A short description of our pecan varieties makes finding the right tree for you, even easier. Compare nut characteristics, harvest dates, and disease resistance as well as pollination charts in the Pecan Variety Guide.

Care for Pecan Trees

growing guide

The most important factors to consider in choosing a site for planting pecan trees are: soil type, depth, and drainage.
In addition, select a planting site away from buildings and power lines. Always consider the mature size of pecan trees when deciding on a planting site. If planting more than one pecan tree, space at least 40-60 feet apart so they have adequate space to grow.


Bare Root vs. Container

Bare root pecans are dormant plants with exposed roots shipped December through March. These plants are grown in the field and then removed from the soil when dormant. When planted in a new location, bare root plants will adapt more quickly to new soil conditions. 

Pecans are our most popular in bare root. Since we only have a limited amount of bare root pecans, please consider pre-ordering for bare root season as early as possible. Bare-root trees are the most economical type of nursery stock. They are usually the best choice when purchasing large quantities of trees for orchards. The purchase of bare root trees will require an intermediate level of gardening in order to properly store bare root trees until adequate planting time and for transplanting them to your local soil.

Unlike bare root pecans, container pecans do not need to be dormant when transplanted. With proper care and attention, they can be transplanted anytime between October and June.

Our selection of container pecan trees is available year-round. For the first couple of weeks, actively growing trees transplanted from containers must be watered frequently, sometimes daily, until their roots are established in the soil.

If you transplant your pecan tree in late spring, take note: Your tree may not have enough time to establish its root system before hot weather hits.

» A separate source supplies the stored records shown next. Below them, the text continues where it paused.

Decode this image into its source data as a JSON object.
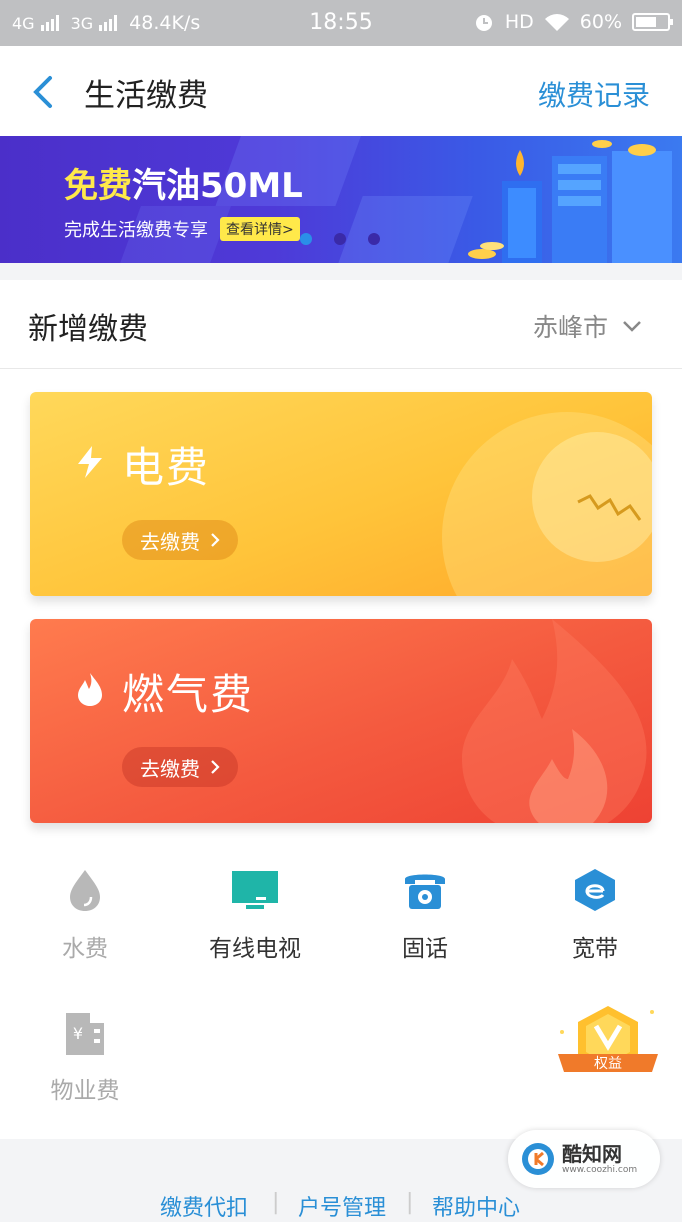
{
  "status_bar": {
    "net1": "4G",
    "net2": "3G",
    "speed": "48.4K/s",
    "time": "18:55",
    "hd": "HD",
    "battery": "60%"
  },
  "header": {
    "title": "生活缴费",
    "record_link": "缴费记录"
  },
  "banner": {
    "title_highlight": "免费",
    "title_rest": "汽油50ML",
    "subtitle": "完成生活缴费专享",
    "button": "查看详情>"
  },
  "new_payment": {
    "title": "新增缴费",
    "city": "赤峰市"
  },
  "cards": [
    {
      "title": "电费",
      "button": "去缴费"
    },
    {
      "title": "燃气费",
      "button": "去缴费"
    }
  ],
  "services": [
    {
      "label": "水费",
      "icon": "water-drop-icon"
    },
    {
      "label": "有线电视",
      "icon": "tv-icon"
    },
    {
      "label": "固话",
      "icon": "telephone-icon"
    },
    {
      "label": "宽带",
      "icon": "broadband-e-icon"
    },
    {
      "label": "物业费",
      "icon": "property-building-icon"
    }
  ],
  "vip_badge": "权益",
  "footer_links": [
    "缴费代扣",
    "户号管理",
    "帮助中心"
  ],
  "watermark": {
    "name": "酷知网",
    "url": "www.coozhi.com"
  },
  "colors": {
    "accent": "#2a8fd6",
    "electric_card": "#ffc43a",
    "gas_card": "#f45a3f",
    "tv_icon": "#1fb5a8"
  }
}
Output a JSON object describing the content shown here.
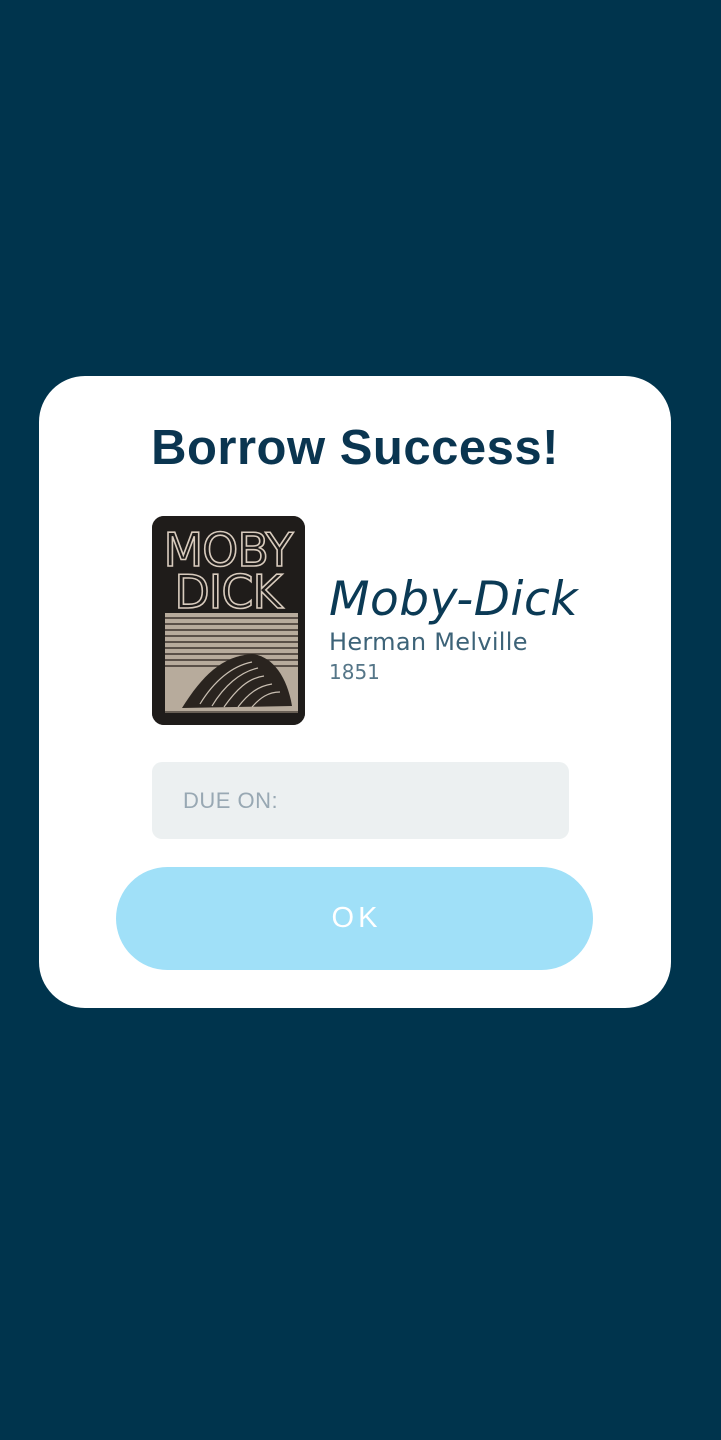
{
  "dialog": {
    "title": "Borrow Success!",
    "book": {
      "title": "Moby-Dick",
      "author": "Herman Melville",
      "year": "1851",
      "cover_text_line1": "MOBY",
      "cover_text_line2": "DICK"
    },
    "due": {
      "label": "DUE ON:",
      "value": ""
    },
    "ok_label": "OK"
  },
  "colors": {
    "background": "#00344d",
    "dialog": "#ffffff",
    "title": "#0a3550",
    "due_box": "#ecf0f1",
    "ok_button": "#a0e0f8"
  }
}
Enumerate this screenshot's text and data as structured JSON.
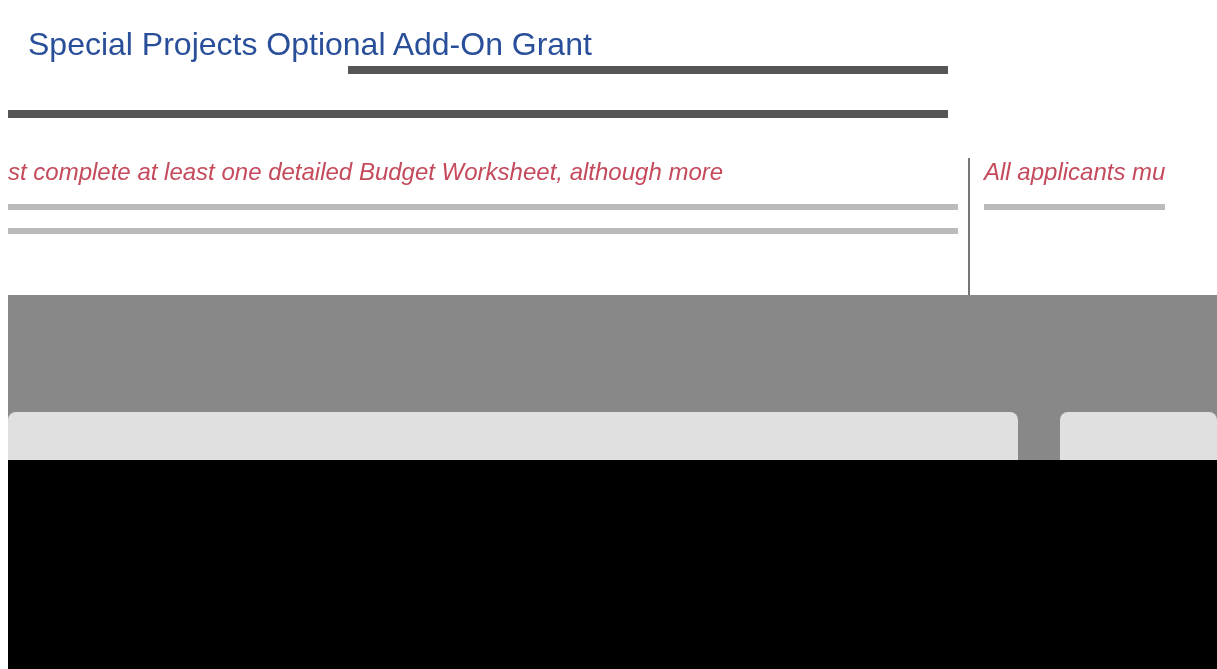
{
  "title": "Special Projects Optional Add-On Grant",
  "columns": [
    {
      "note": "st complete at least one detailed Budget Worksheet, although more"
    },
    {
      "note": "All applicants mu"
    }
  ]
}
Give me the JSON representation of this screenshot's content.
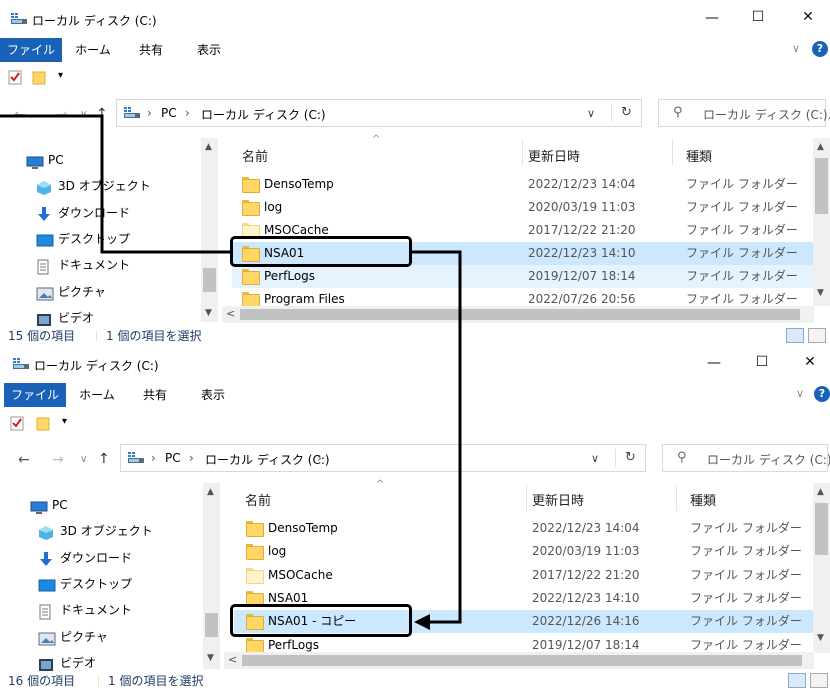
{
  "windows": [
    {
      "title": "ローカル ディスク (C:)",
      "caption": {
        "minimize": "—",
        "maximize": "☐",
        "close": "✕"
      },
      "ribbon_tabs": [
        {
          "label": "ファイル",
          "active": true
        },
        {
          "label": "ホーム",
          "active": false
        },
        {
          "label": "共有",
          "active": false
        },
        {
          "label": "表示",
          "active": false
        }
      ],
      "breadcrumb": [
        {
          "label": "PC"
        },
        {
          "label": "ローカル ディスク (C:)"
        }
      ],
      "search_placeholder": "ローカル ディスク (C:)...",
      "nav_items": [
        {
          "label": "PC",
          "icon": "pc-icon"
        },
        {
          "label": "3D オブジェクト",
          "icon": "3d-objects-icon"
        },
        {
          "label": "ダウンロード",
          "icon": "download-icon"
        },
        {
          "label": "デスクトップ",
          "icon": "desktop-icon"
        },
        {
          "label": "ドキュメント",
          "icon": "document-icon"
        },
        {
          "label": "ピクチャ",
          "icon": "pictures-icon"
        },
        {
          "label": "ビデオ",
          "icon": "video-icon"
        }
      ],
      "columns": {
        "name": "名前",
        "date": "更新日時",
        "type": "種類"
      },
      "files": [
        {
          "name": "DensoTemp",
          "date": "2022/12/23 14:04",
          "type": "ファイル フォルダー",
          "state": "normal",
          "pale": false
        },
        {
          "name": "log",
          "date": "2020/03/19 11:03",
          "type": "ファイル フォルダー",
          "state": "normal",
          "pale": false
        },
        {
          "name": "MSOCache",
          "date": "2017/12/22 21:20",
          "type": "ファイル フォルダー",
          "state": "normal",
          "pale": true
        },
        {
          "name": "NSA01",
          "date": "2022/12/23 14:10",
          "type": "ファイル フォルダー",
          "state": "selected",
          "pale": false
        },
        {
          "name": "PerfLogs",
          "date": "2019/12/07 18:14",
          "type": "ファイル フォルダー",
          "state": "hover",
          "pale": false
        },
        {
          "name": "Program Files",
          "date": "2022/07/26 20:56",
          "type": "ファイル フォルダー",
          "state": "normal",
          "pale": false
        }
      ],
      "status": {
        "count": "15 個の項目",
        "selected": "1 個の項目を選択"
      }
    },
    {
      "title": "ローカル ディスク (C:)",
      "caption": {
        "minimize": "—",
        "maximize": "☐",
        "close": "✕"
      },
      "ribbon_tabs": [
        {
          "label": "ファイル",
          "active": true
        },
        {
          "label": "ホーム",
          "active": false
        },
        {
          "label": "共有",
          "active": false
        },
        {
          "label": "表示",
          "active": false
        }
      ],
      "breadcrumb": [
        {
          "label": "PC"
        },
        {
          "label": "ローカル ディスク (C:)"
        }
      ],
      "search_placeholder": "ローカル ディスク (C:)...",
      "nav_items": [
        {
          "label": "PC",
          "icon": "pc-icon"
        },
        {
          "label": "3D オブジェクト",
          "icon": "3d-objects-icon"
        },
        {
          "label": "ダウンロード",
          "icon": "download-icon"
        },
        {
          "label": "デスクトップ",
          "icon": "desktop-icon"
        },
        {
          "label": "ドキュメント",
          "icon": "document-icon"
        },
        {
          "label": "ピクチャ",
          "icon": "pictures-icon"
        },
        {
          "label": "ビデオ",
          "icon": "video-icon"
        }
      ],
      "columns": {
        "name": "名前",
        "date": "更新日時",
        "type": "種類"
      },
      "files": [
        {
          "name": "DensoTemp",
          "date": "2022/12/23 14:04",
          "type": "ファイル フォルダー",
          "state": "normal",
          "pale": false
        },
        {
          "name": "log",
          "date": "2020/03/19 11:03",
          "type": "ファイル フォルダー",
          "state": "normal",
          "pale": false
        },
        {
          "name": "MSOCache",
          "date": "2017/12/22 21:20",
          "type": "ファイル フォルダー",
          "state": "normal",
          "pale": true
        },
        {
          "name": "NSA01",
          "date": "2022/12/23 14:10",
          "type": "ファイル フォルダー",
          "state": "normal",
          "pale": false
        },
        {
          "name": "NSA01 - コピー",
          "date": "2022/12/26 14:16",
          "type": "ファイル フォルダー",
          "state": "selected",
          "pale": false
        },
        {
          "name": "PerfLogs",
          "date": "2019/12/07 18:14",
          "type": "ファイル フォルダー",
          "state": "normal",
          "pale": false
        }
      ],
      "status": {
        "count": "16 個の項目",
        "selected": "1 個の項目を選択"
      }
    }
  ],
  "colors": {
    "accent": "#1a62b8",
    "selection": "#cce8ff",
    "hover": "#e5f3ff",
    "callout": "#000000"
  }
}
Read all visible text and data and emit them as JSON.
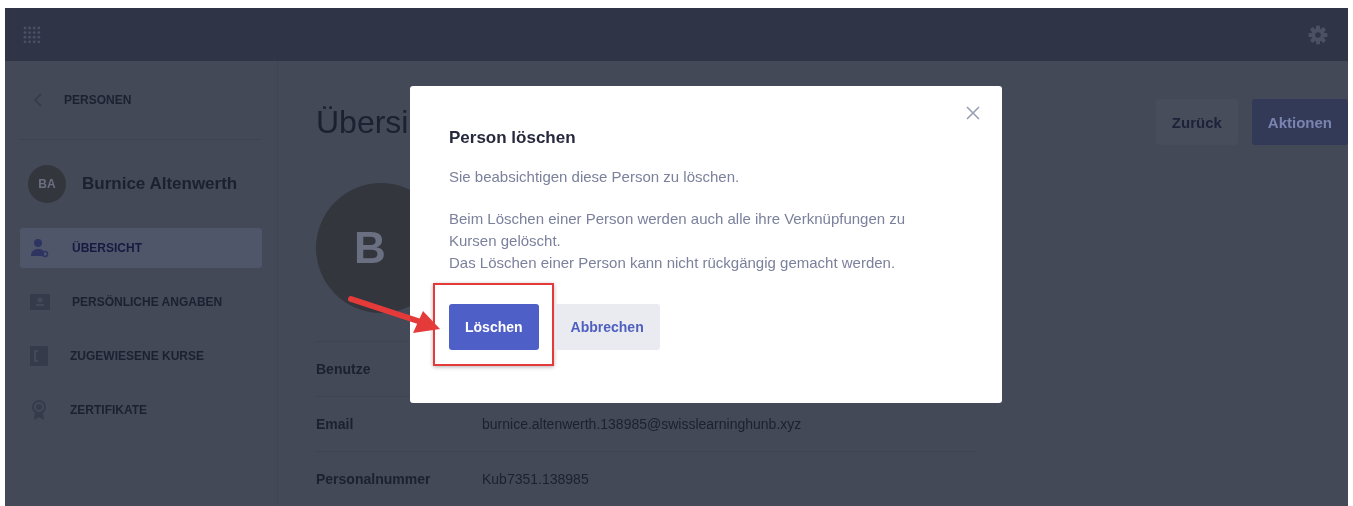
{
  "sidebar": {
    "back_label": "PERSONEN",
    "person": {
      "initials": "BA",
      "name": "Burnice Altenwerth"
    },
    "items": [
      {
        "label": "ÜBERSICHT",
        "selected": true
      },
      {
        "label": "PERSÖNLICHE ANGABEN",
        "selected": false
      },
      {
        "label": "ZUGEWIESENE KURSE",
        "selected": false
      },
      {
        "label": "ZERTIFIKATE",
        "selected": false
      }
    ]
  },
  "main": {
    "title": "Übersi",
    "actions": [
      {
        "label": "Zurück",
        "kind": "secondary"
      },
      {
        "label": "Aktionen",
        "kind": "primary"
      }
    ],
    "avatar_letter": "B",
    "fields": [
      {
        "label": "Benutze"
      },
      {
        "label": "Email",
        "value": "burnice.altenwerth.138985@swisslearninghunb.xyz"
      },
      {
        "label": "Personalnummer",
        "value": "Kub7351.138985"
      }
    ]
  },
  "dialog": {
    "title": "Person löschen",
    "paragraphs": [
      [
        "Sie beabsichtigen diese Person zu löschen."
      ],
      [
        "Beim Löschen einer Person werden auch alle ihre Verknüpfungen zu Kursen gelöscht.",
        "Das Löschen einer Person kann nicht rückgängig gemacht werden."
      ]
    ],
    "buttons": [
      {
        "label": "Löschen",
        "kind": "primary",
        "highlighted": true
      },
      {
        "label": "Abbrechen",
        "kind": "secondary",
        "highlighted": false
      }
    ]
  }
}
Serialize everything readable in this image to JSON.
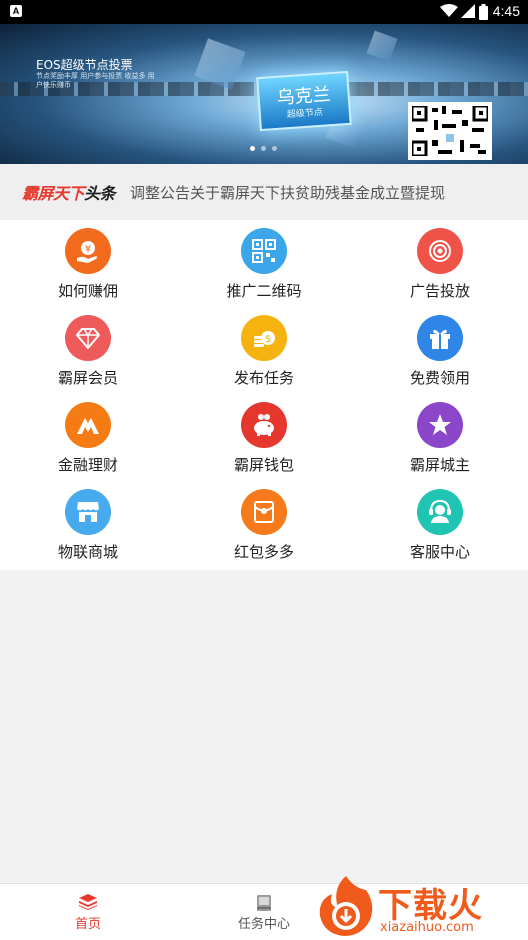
{
  "status_bar": {
    "time": "4:45",
    "app_icon_letter": "A"
  },
  "banner": {
    "heading": "EOS超级节点投票",
    "subtext": "节点奖励丰厚 用户参与投票 收益多 用户快乐赚币",
    "badge_title": "乌克兰",
    "badge_subtitle": "超级节点",
    "slide_count": 3,
    "active_slide": 1
  },
  "headline": {
    "brand_red": "霸屏天下",
    "brand_dark": "头条",
    "text": "调整公告关于霸屏天下扶贫助残基金成立暨提现"
  },
  "menu": [
    {
      "label": "如何赚佣",
      "icon": "yen-hand-icon",
      "color": "#f26b1d"
    },
    {
      "label": "推广二维码",
      "icon": "qr-code-icon",
      "color": "#3ba7ea"
    },
    {
      "label": "广告投放",
      "icon": "target-icon",
      "color": "#ef5348"
    },
    {
      "label": "霸屏会员",
      "icon": "diamond-icon",
      "color": "#ef5a5a"
    },
    {
      "label": "发布任务",
      "icon": "coin-stack-icon",
      "color": "#f6b30f"
    },
    {
      "label": "免费领用",
      "icon": "gift-icon",
      "color": "#2f86e6"
    },
    {
      "label": "金融理财",
      "icon": "mountain-icon",
      "color": "#f57c14"
    },
    {
      "label": "霸屏钱包",
      "icon": "piggy-bank-icon",
      "color": "#e6372f"
    },
    {
      "label": "霸屏城主",
      "icon": "star-icon",
      "color": "#8b46c9"
    },
    {
      "label": "物联商城",
      "icon": "store-icon",
      "color": "#47a9ee"
    },
    {
      "label": "红包多多",
      "icon": "red-envelope-icon",
      "color": "#f47a1b"
    },
    {
      "label": "客服中心",
      "icon": "headset-icon",
      "color": "#1fc5b2"
    }
  ],
  "bottom_nav": {
    "tabs": [
      {
        "label": "首页",
        "icon": "stack-icon",
        "active": true
      },
      {
        "label": "任务中心",
        "icon": "book-icon",
        "active": false
      }
    ],
    "active_color": "#e8392e",
    "inactive_color": "#555555"
  },
  "watermark": {
    "text": "下载火",
    "url": "xiazaihuo.com"
  }
}
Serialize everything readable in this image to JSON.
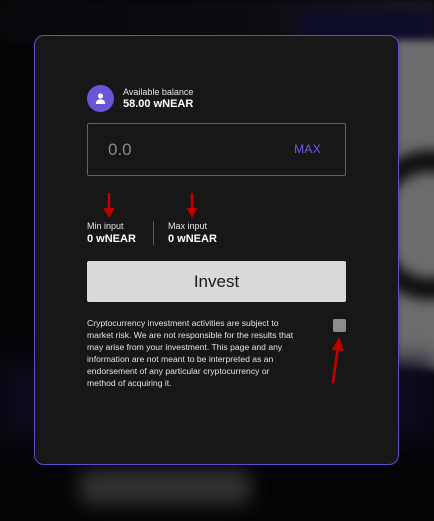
{
  "balance": {
    "label": "Available balance",
    "value": "58.00 wNEAR",
    "icon": "user-icon"
  },
  "amount_input": {
    "value": "",
    "placeholder": "0.0",
    "max_label": "MAX"
  },
  "limits": {
    "min_label": "Min input",
    "min_value": "0 wNEAR",
    "max_label": "Max input",
    "max_value": "0 wNEAR"
  },
  "invest_label": "Invest",
  "disclaimer": "Cryptocurrency investment activities are subject to market risk. We are not responsible for the results that may arise from your investment. This page and any information are not meant to be interpreted as an endorsement of any particular cryptocurrency or method of acquiring it.",
  "colors": {
    "accent": "#5a4fd1",
    "avatar": "#6a55d9",
    "max": "#6b5cf0",
    "annotation_arrow": "#c00000"
  }
}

You’ll need to provide extra water before or during an early hot spell.

If you plant your pecan tree in the fall, your tree’s roots will be well-established in the container. This means there should be little or no transplant shock from a combination of jostled roots, missed irrigation, and/or prematurely hot weather.



Did you know that more than 80% of the world’s pecans are grown in the United States? If you are interested in pecan trees, you also might be interested in a few of these fun facts!


Pecan trees are one of our biggest sellers, and it’s not too late to purchase and plant container pecan trees or bare root pecan trees. Before you purchase a tree, you might find it helpful to read on to get some answers to common questions about our pecans.


Pecan trees typically grow quite large; in some cases, they can reach a height between 75-100 feet with a spread of about 50-75 feet. This means that they are not a great option for a person with a small lot but are better suited to someone with a larger property.

Pecan Trees

Pecan trees can be planted as bare-root or container-grown. Bare-root pecan trees should be transplanted during the dormant season; mid December through early spring are preferred. Container-grown trees are less likely to receive transplant shock if planted while dormant, but with adequate attention and irrigation, they can be planted October through June. Excited to start growing your own pecan grove? Buy pecan trees from Plant Me Green and have your trees shipped directly to your door!

Looking to buy pecan trees for your front or backyard? Check out our fabulous selection of POTTED PECAN TREES for sale online.

Not finding the variety you want? Check out our BARE ROOT PECANS.